> **WORK REQUIRED**
Please give all of the data again, character for character, and drop the pictures.

*** INFORMATION Section Begins ***

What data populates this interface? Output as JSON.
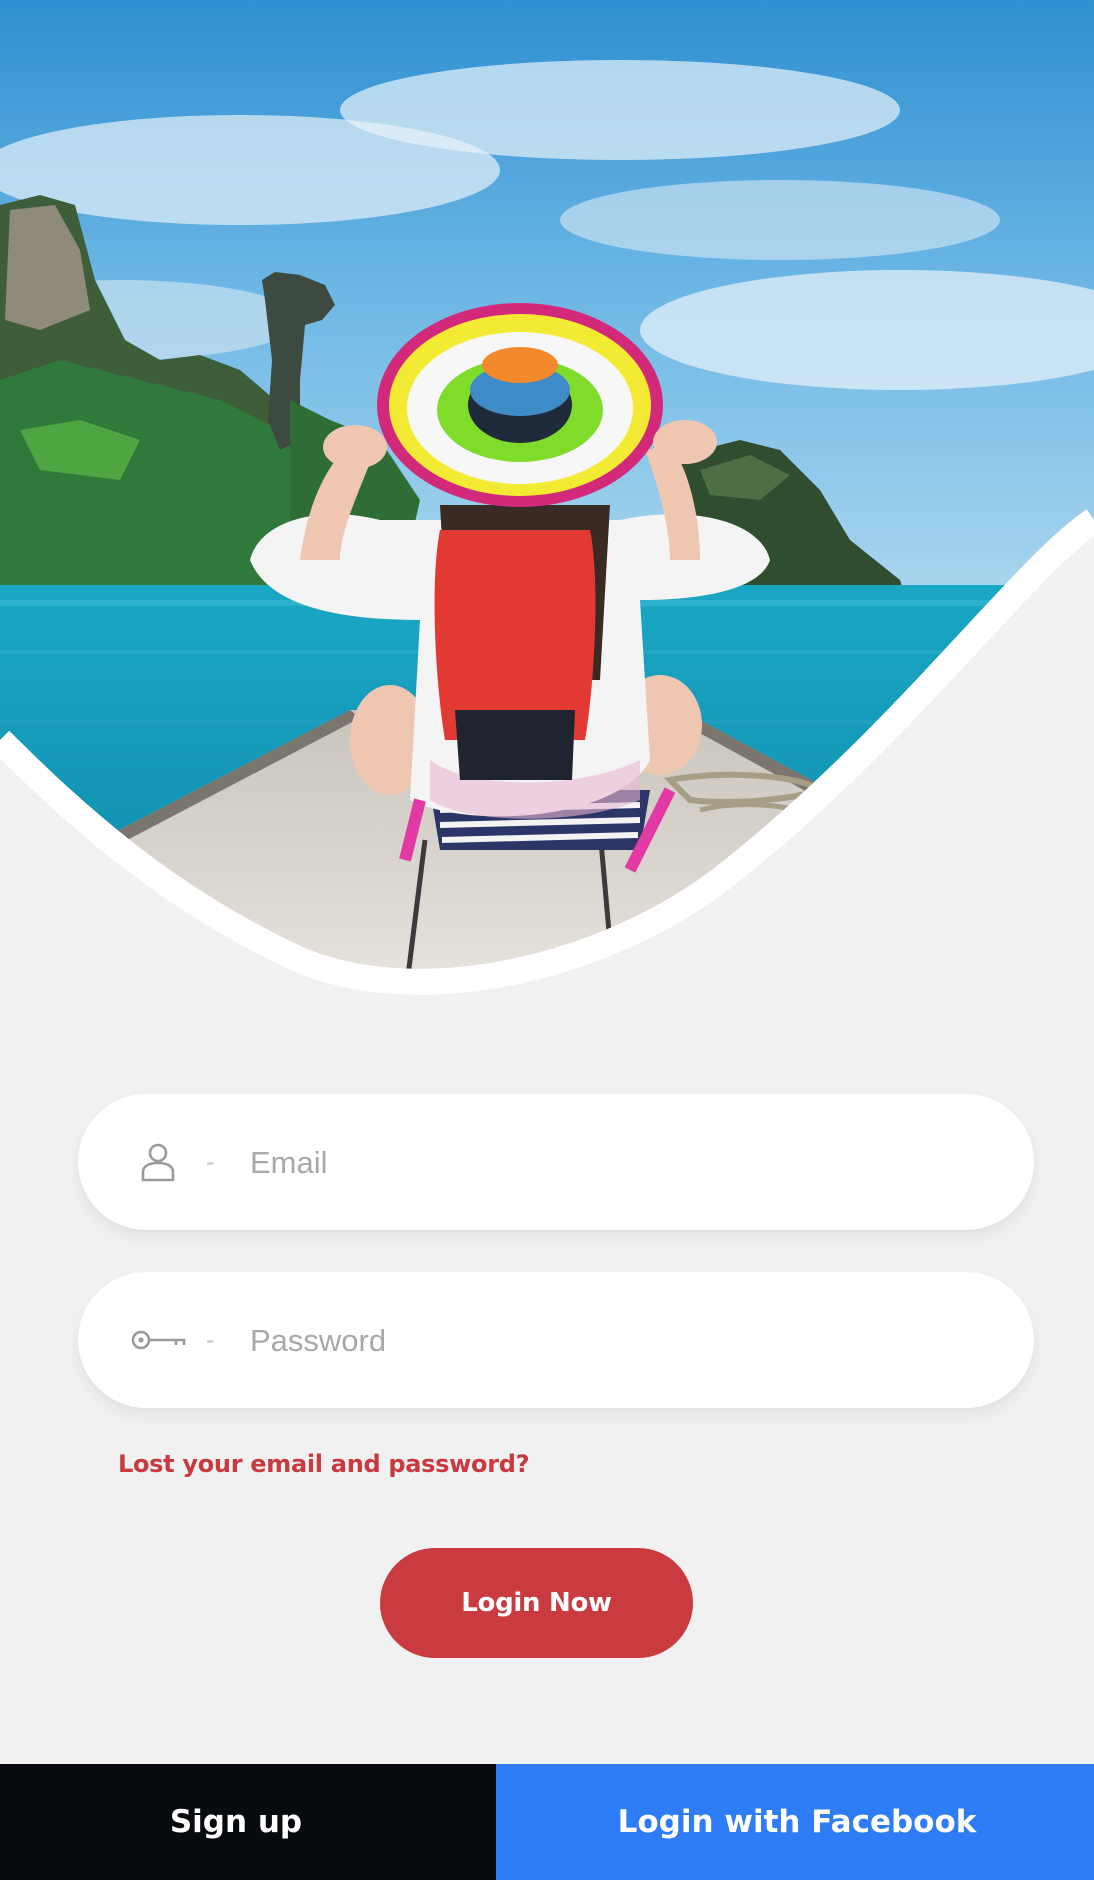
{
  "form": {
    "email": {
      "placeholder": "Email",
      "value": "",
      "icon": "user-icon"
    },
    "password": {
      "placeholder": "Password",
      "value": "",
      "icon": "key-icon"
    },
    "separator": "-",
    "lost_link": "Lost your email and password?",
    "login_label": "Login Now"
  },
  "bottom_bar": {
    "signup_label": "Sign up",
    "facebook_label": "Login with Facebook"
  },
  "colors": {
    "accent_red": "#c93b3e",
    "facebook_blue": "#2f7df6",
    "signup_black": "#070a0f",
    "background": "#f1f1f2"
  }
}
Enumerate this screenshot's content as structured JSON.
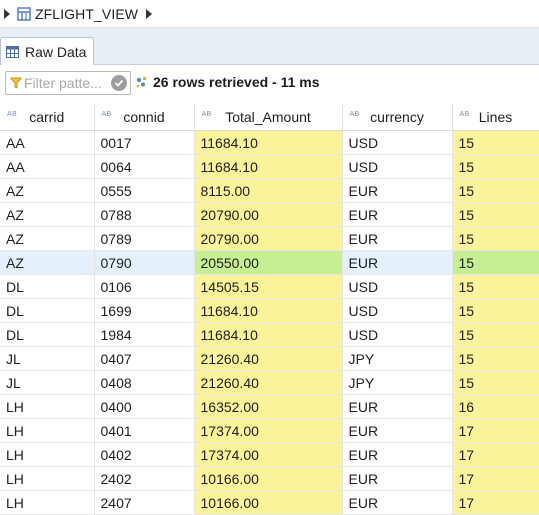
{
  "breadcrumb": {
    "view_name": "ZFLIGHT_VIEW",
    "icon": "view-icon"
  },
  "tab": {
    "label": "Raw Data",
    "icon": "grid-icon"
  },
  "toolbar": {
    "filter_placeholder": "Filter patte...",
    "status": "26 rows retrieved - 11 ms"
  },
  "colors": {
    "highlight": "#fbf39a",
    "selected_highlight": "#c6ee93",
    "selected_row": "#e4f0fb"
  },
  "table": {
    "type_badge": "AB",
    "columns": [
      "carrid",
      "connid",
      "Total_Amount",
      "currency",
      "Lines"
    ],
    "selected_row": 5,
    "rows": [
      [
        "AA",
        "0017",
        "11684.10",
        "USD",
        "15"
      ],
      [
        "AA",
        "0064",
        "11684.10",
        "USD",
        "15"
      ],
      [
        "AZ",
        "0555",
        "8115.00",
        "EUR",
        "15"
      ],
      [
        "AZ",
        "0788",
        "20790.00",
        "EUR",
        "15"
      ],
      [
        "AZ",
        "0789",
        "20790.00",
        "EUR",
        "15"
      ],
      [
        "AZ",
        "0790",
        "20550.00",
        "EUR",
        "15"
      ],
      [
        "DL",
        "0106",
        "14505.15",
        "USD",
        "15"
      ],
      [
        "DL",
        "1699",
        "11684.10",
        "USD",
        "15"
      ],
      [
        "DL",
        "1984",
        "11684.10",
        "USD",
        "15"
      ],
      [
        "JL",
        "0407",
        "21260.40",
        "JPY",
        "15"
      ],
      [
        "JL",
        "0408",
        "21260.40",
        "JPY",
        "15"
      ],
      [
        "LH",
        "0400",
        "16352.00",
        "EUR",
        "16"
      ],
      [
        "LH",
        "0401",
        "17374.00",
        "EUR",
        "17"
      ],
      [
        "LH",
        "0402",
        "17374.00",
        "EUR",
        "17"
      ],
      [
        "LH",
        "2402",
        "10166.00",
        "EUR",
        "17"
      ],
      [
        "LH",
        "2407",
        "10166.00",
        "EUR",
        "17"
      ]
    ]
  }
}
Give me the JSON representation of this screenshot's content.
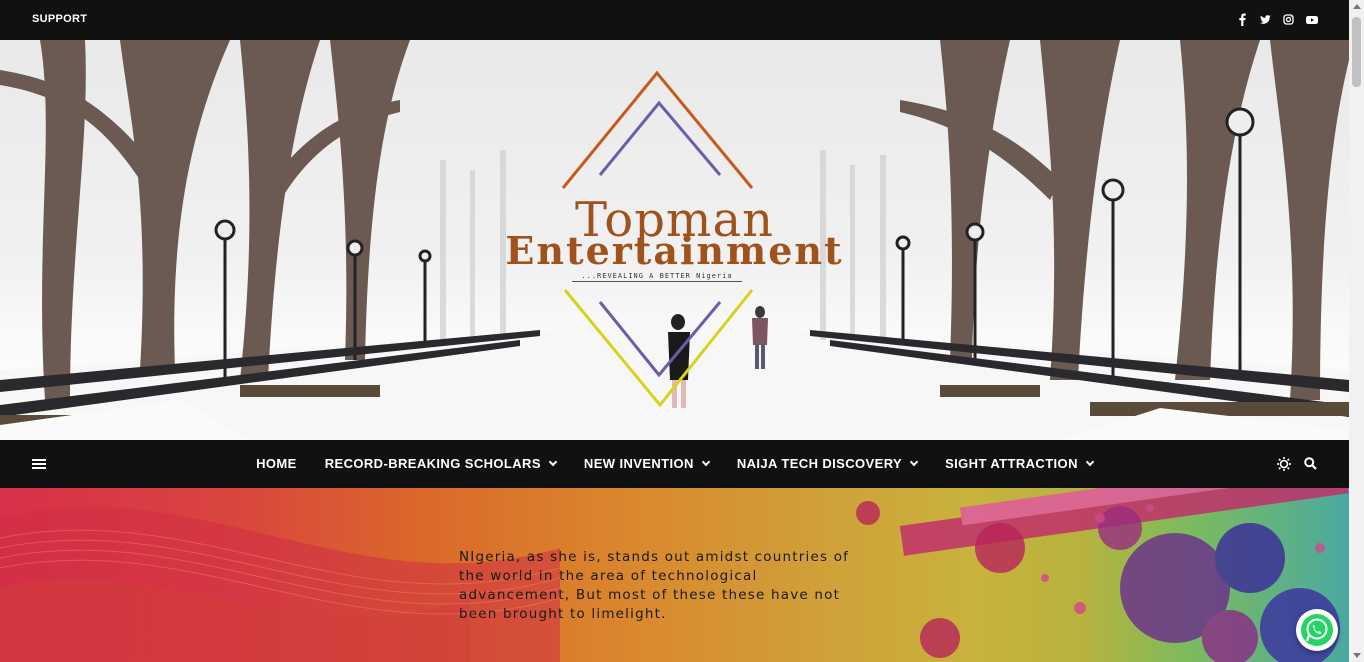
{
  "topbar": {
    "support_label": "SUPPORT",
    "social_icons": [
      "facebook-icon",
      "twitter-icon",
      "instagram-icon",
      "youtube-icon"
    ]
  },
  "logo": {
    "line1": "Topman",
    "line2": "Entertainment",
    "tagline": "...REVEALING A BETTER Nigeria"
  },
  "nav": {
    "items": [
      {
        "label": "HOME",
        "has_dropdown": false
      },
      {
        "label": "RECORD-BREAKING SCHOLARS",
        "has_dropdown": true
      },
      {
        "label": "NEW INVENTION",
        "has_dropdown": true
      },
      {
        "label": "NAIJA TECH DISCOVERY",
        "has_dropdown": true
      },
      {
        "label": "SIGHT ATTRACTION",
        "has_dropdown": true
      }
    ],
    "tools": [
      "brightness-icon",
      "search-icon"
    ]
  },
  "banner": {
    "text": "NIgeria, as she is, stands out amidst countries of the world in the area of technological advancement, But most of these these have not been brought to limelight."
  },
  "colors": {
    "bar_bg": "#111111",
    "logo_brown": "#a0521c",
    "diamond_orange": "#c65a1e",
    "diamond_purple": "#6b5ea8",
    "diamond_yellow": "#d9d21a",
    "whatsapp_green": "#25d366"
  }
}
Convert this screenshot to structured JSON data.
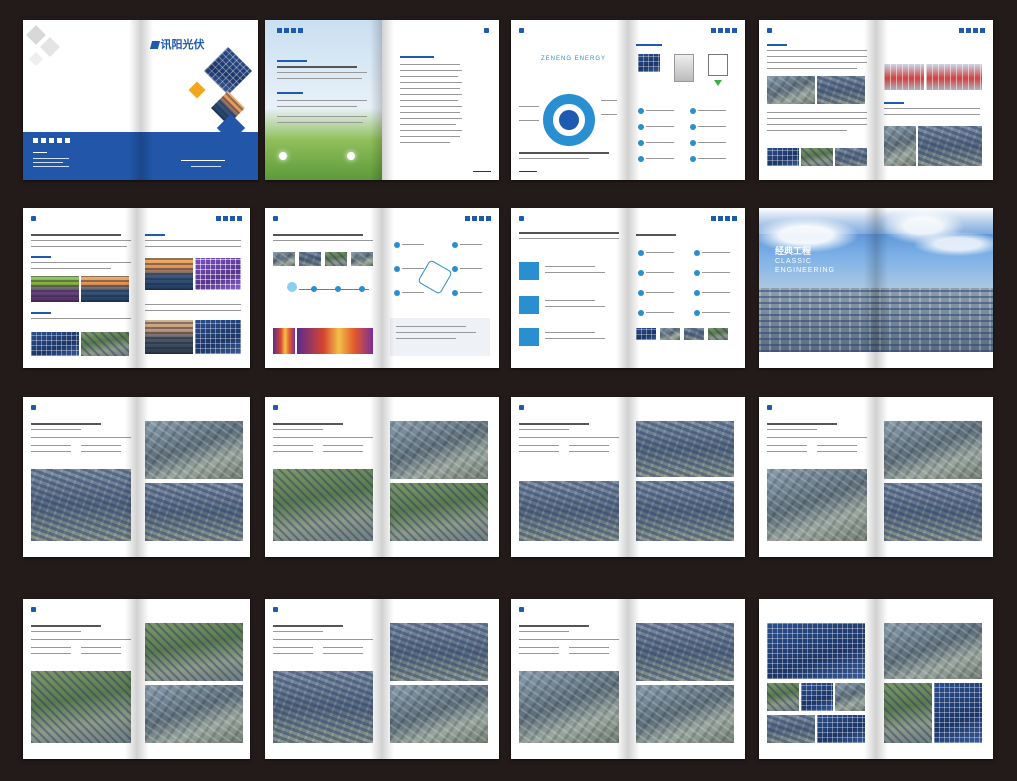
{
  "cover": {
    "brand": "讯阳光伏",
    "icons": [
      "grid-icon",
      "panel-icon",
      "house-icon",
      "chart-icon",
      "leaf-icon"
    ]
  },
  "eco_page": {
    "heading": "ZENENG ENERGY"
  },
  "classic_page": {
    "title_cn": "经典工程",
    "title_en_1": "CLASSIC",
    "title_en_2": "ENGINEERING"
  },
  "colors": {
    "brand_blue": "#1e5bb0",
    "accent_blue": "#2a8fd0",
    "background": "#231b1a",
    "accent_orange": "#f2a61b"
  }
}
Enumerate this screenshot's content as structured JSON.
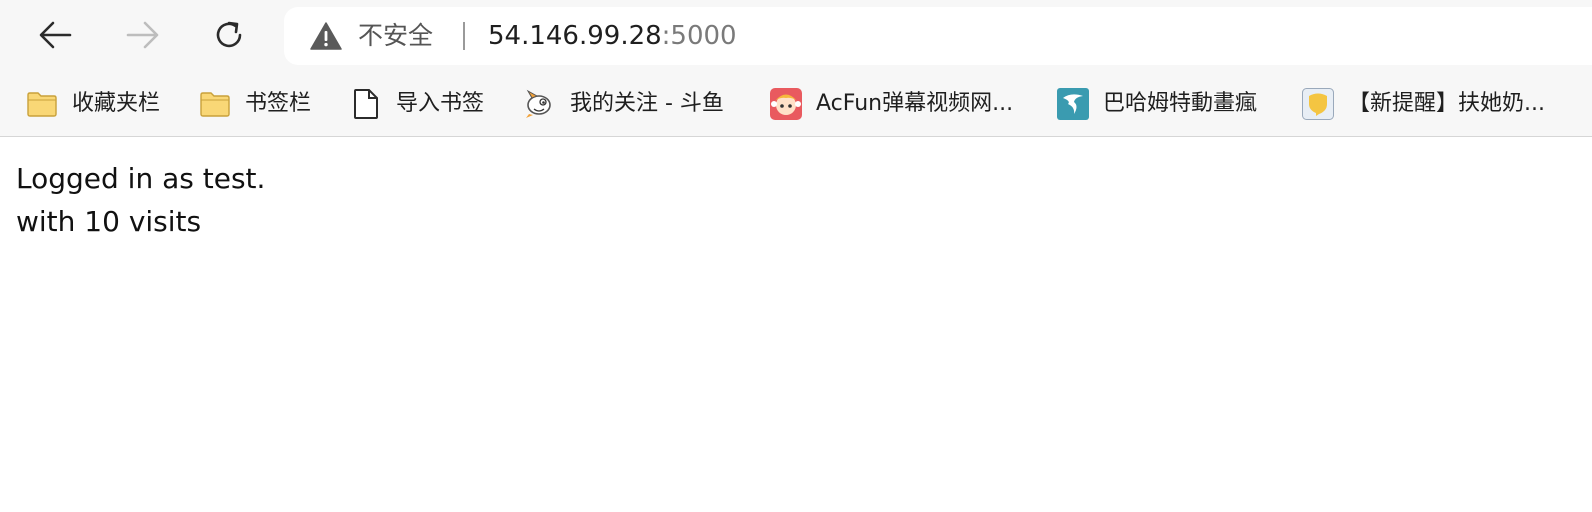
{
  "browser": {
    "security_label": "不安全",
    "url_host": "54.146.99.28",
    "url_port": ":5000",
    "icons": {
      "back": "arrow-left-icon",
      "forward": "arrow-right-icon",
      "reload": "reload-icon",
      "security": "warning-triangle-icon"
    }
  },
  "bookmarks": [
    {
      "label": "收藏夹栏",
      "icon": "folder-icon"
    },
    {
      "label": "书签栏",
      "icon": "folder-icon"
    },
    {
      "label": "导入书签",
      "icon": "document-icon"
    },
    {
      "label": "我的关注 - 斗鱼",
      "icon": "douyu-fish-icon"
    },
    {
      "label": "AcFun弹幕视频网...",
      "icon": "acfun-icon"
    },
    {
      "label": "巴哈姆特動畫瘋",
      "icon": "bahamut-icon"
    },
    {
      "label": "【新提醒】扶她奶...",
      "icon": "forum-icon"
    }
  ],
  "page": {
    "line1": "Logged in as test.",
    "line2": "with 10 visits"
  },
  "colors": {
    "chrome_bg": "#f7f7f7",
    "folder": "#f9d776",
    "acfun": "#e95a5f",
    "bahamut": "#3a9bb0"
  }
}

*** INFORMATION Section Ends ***

> **REPLY**
What data populates this interface? Output as JSON.
{
  "form": {
    "email": {
      "placeholder": "Email",
      "value": "",
      "icon": "user-icon"
    },
    "password": {
      "placeholder": "Password",
      "value": "",
      "icon": "key-icon"
    },
    "separator": "-",
    "lost_link": "Lost your email and password?",
    "login_label": "Login Now"
  },
  "bottom_bar": {
    "signup_label": "Sign up",
    "facebook_label": "Login with Facebook"
  },
  "colors": {
    "accent_red": "#c93b3e",
    "facebook_blue": "#2f7df6",
    "signup_black": "#070a0f",
    "background": "#f1f1f2"
  }
}
Enumerate this screenshot's content as structured JSON.
{
  "breadcrumb": {
    "view_name": "ZFLIGHT_VIEW",
    "icon": "view-icon"
  },
  "tab": {
    "label": "Raw Data",
    "icon": "grid-icon"
  },
  "toolbar": {
    "filter_placeholder": "Filter patte...",
    "status": "26 rows retrieved - 11 ms"
  },
  "colors": {
    "highlight": "#fbf39a",
    "selected_highlight": "#c6ee93",
    "selected_row": "#e4f0fb"
  },
  "table": {
    "type_badge": "AB",
    "columns": [
      "carrid",
      "connid",
      "Total_Amount",
      "currency",
      "Lines"
    ],
    "selected_row": 5,
    "rows": [
      [
        "AA",
        "0017",
        "11684.10",
        "USD",
        "15"
      ],
      [
        "AA",
        "0064",
        "11684.10",
        "USD",
        "15"
      ],
      [
        "AZ",
        "0555",
        "8115.00",
        "EUR",
        "15"
      ],
      [
        "AZ",
        "0788",
        "20790.00",
        "EUR",
        "15"
      ],
      [
        "AZ",
        "0789",
        "20790.00",
        "EUR",
        "15"
      ],
      [
        "AZ",
        "0790",
        "20550.00",
        "EUR",
        "15"
      ],
      [
        "DL",
        "0106",
        "14505.15",
        "USD",
        "15"
      ],
      [
        "DL",
        "1699",
        "11684.10",
        "USD",
        "15"
      ],
      [
        "DL",
        "1984",
        "11684.10",
        "USD",
        "15"
      ],
      [
        "JL",
        "0407",
        "21260.40",
        "JPY",
        "15"
      ],
      [
        "JL",
        "0408",
        "21260.40",
        "JPY",
        "15"
      ],
      [
        "LH",
        "0400",
        "16352.00",
        "EUR",
        "16"
      ],
      [
        "LH",
        "0401",
        "17374.00",
        "EUR",
        "17"
      ],
      [
        "LH",
        "0402",
        "17374.00",
        "EUR",
        "17"
      ],
      [
        "LH",
        "2402",
        "10166.00",
        "EUR",
        "17"
      ],
      [
        "LH",
        "2407",
        "10166.00",
        "EUR",
        "17"
      ]
    ]
  }
}
Give me the JSON representation of this screenshot's content.
{
  "topbar": {
    "support_label": "SUPPORT",
    "social_icons": [
      "facebook-icon",
      "twitter-icon",
      "instagram-icon",
      "youtube-icon"
    ]
  },
  "logo": {
    "line1": "Topman",
    "line2": "Entertainment",
    "tagline": "...REVEALING A BETTER Nigeria"
  },
  "nav": {
    "items": [
      {
        "label": "HOME",
        "has_dropdown": false
      },
      {
        "label": "RECORD-BREAKING SCHOLARS",
        "has_dropdown": true
      },
      {
        "label": "NEW INVENTION",
        "has_dropdown": true
      },
      {
        "label": "NAIJA TECH DISCOVERY",
        "has_dropdown": true
      },
      {
        "label": "SIGHT ATTRACTION",
        "has_dropdown": true
      }
    ],
    "tools": [
      "brightness-icon",
      "search-icon"
    ]
  },
  "banner": {
    "text": "NIgeria, as she is, stands out amidst countries of the world in the area of technological advancement, But most of these these have not been brought to limelight."
  },
  "colors": {
    "bar_bg": "#111111",
    "logo_brown": "#a0521c",
    "diamond_orange": "#c65a1e",
    "diamond_purple": "#6b5ea8",
    "diamond_yellow": "#d9d21a",
    "whatsapp_green": "#25d366"
  }
}
Convert this screenshot to structured JSON data.
{
  "cover": {
    "brand": "讯阳光伏",
    "icons": [
      "grid-icon",
      "panel-icon",
      "house-icon",
      "chart-icon",
      "leaf-icon"
    ]
  },
  "eco_page": {
    "heading": "ZENENG ENERGY"
  },
  "classic_page": {
    "title_cn": "经典工程",
    "title_en_1": "CLASSIC",
    "title_en_2": "ENGINEERING"
  },
  "colors": {
    "brand_blue": "#1e5bb0",
    "accent_blue": "#2a8fd0",
    "background": "#231b1a",
    "accent_orange": "#f2a61b"
  }
}
Enumerate this screenshot's content as structured JSON.
{
  "browser": {
    "security_label": "不安全",
    "url_host": "54.146.99.28",
    "url_port": ":5000",
    "icons": {
      "back": "arrow-left-icon",
      "forward": "arrow-right-icon",
      "reload": "reload-icon",
      "security": "warning-triangle-icon"
    }
  },
  "bookmarks": [
    {
      "label": "收藏夹栏",
      "icon": "folder-icon"
    },
    {
      "label": "书签栏",
      "icon": "folder-icon"
    },
    {
      "label": "导入书签",
      "icon": "document-icon"
    },
    {
      "label": "我的关注 - 斗鱼",
      "icon": "douyu-fish-icon"
    },
    {
      "label": "AcFun弹幕视频网...",
      "icon": "acfun-icon"
    },
    {
      "label": "巴哈姆特動畫瘋",
      "icon": "bahamut-icon"
    },
    {
      "label": "【新提醒】扶她奶...",
      "icon": "forum-icon"
    }
  ],
  "page": {
    "line1": "Logged in as test.",
    "line2": "with 10 visits"
  },
  "colors": {
    "chrome_bg": "#f7f7f7",
    "folder": "#f9d776",
    "acfun": "#e95a5f",
    "bahamut": "#3a9bb0"
  }
}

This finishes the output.